A week at Abergowrie
To most of us, a week without reception these days would seem like hell. Phone
calls, text messages, emails and Facebook are often the centre of our world. It’s
comfortable and it’s convenient. Sometimes though, it’s best to take a leap out of
our comfort zone and put our feet into other people’s shoes. That’s what 14
Bondies did these holidays when we journeyed to St. Teresa’s Abergowrie College,
a Catholic boy’s secondary boarding college situated in the Herbet Valley, West of
Ingham, North Queensland.
This was the second trip led by the Bond Indigenous Awareness Society (BIAS)
and I had the privilege of returning for a second time. With around 200 boys,
mainly of Indigenous and Papua New Guinean backgrounds we were in for one
interesting week. Days were long with early starts and late nights, but each and
every second was treasured. Life in Abergowrie certainly isn’t anything like life at

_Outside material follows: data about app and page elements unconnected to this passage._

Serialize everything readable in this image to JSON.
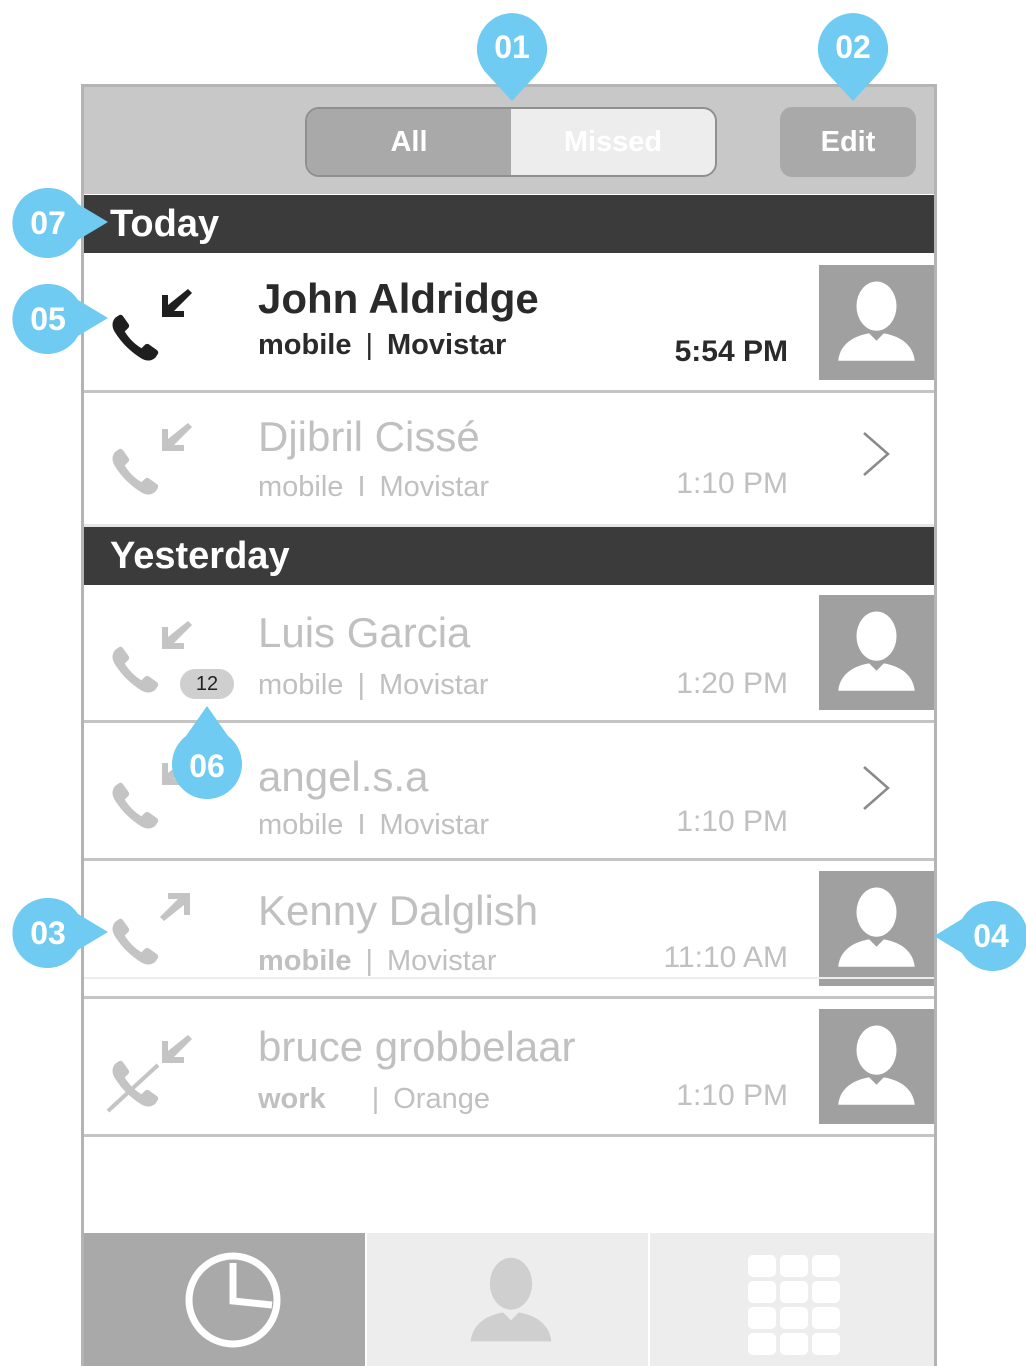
{
  "header": {
    "segment_all": "All",
    "segment_missed": "Missed",
    "edit": "Edit"
  },
  "sections": {
    "today": "Today",
    "yesterday": "Yesterday"
  },
  "calls": [
    {
      "name": "John Aldridge",
      "type": "mobile",
      "separator": "|",
      "carrier": "Movistar",
      "time": "5:54 PM"
    },
    {
      "name": "Djibril Cissé",
      "type": "mobile",
      "separator": "I",
      "carrier": "Movistar",
      "time": "1:10 PM"
    },
    {
      "name": "Luis Garcia",
      "type": "mobile",
      "separator": "|",
      "carrier": "Movistar",
      "time": "1:20 PM",
      "badge": "12"
    },
    {
      "name": "angel.s.a",
      "type": "mobile",
      "separator": "I",
      "carrier": "Movistar",
      "time": "1:10 PM"
    },
    {
      "name": "Kenny Dalglish",
      "type": "mobile",
      "separator": "|",
      "carrier": "Movistar",
      "time": "11:10 AM"
    },
    {
      "name": "bruce grobbelaar",
      "type": "work",
      "separator": "|",
      "carrier": "Orange",
      "time": "1:10 PM"
    }
  ],
  "callouts": [
    "01",
    "02",
    "03",
    "04",
    "05",
    "06",
    "07"
  ],
  "icons": {
    "incoming": "arrow-incoming-icon",
    "outgoing": "arrow-outgoing-icon",
    "phone": "phone-icon",
    "missed": "phone-missed-icon",
    "avatar": "person-icon",
    "chevron": "chevron-right-icon",
    "recents": "clock-icon",
    "contacts": "person-icon",
    "keypad": "keypad-icon"
  },
  "colors": {
    "callout": "#6fcbf2",
    "section_bar": "#3b3b3b",
    "top_bar": "#c8c8c8",
    "avatar_bg": "#a0a0a0"
  }
}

Bond. There is no one to make our latte’s, no quick stroll to market square and if
you think the food at the Bra is bad, try eating boarding school food. We

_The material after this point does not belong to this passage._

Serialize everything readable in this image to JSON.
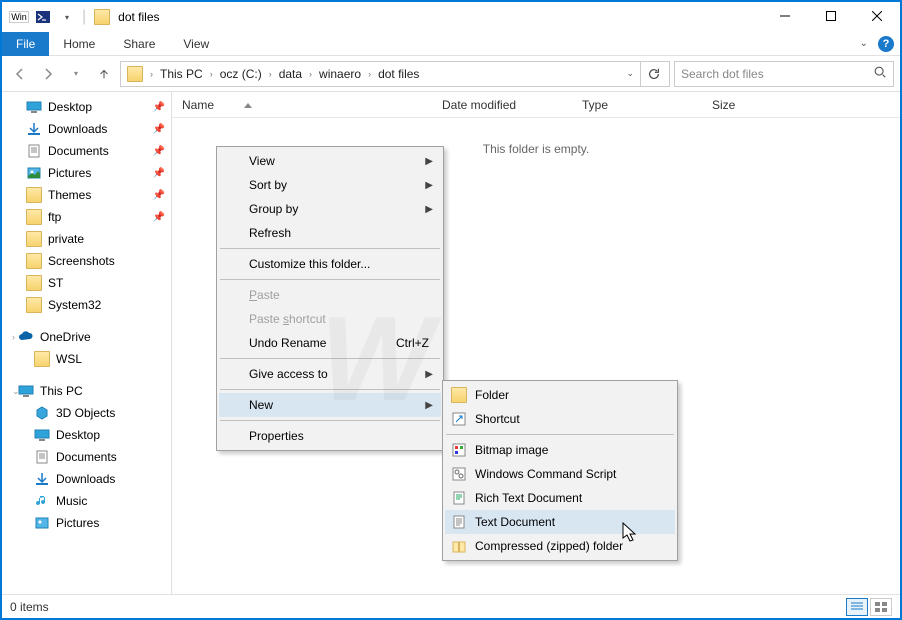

sometimes are quick to forget how convenient and privileged our life actually is.
The week included assisting teachers in classes, whether that be in Art, Science,
English or Home Economics. I, along with some others assisted in helping the year
9’s practice for their annual NAPLAN test, which really affected us when we began
to mark them and found the average of the year level was a score of 5 out of 40.
Boys in senior year struggled to read words that would be expected as basic
knowledge for their age.
My sheltered life at high school where I was provided all the skills I needed to
apply for university and sit the QCS test really stood out when I found myself
sitting in the library with three boys showing them a past test paper for the very
first time. Compared to my school where every student was expected to sit the
test, I was grateful when I saw three boys eager to learn. After all, three is better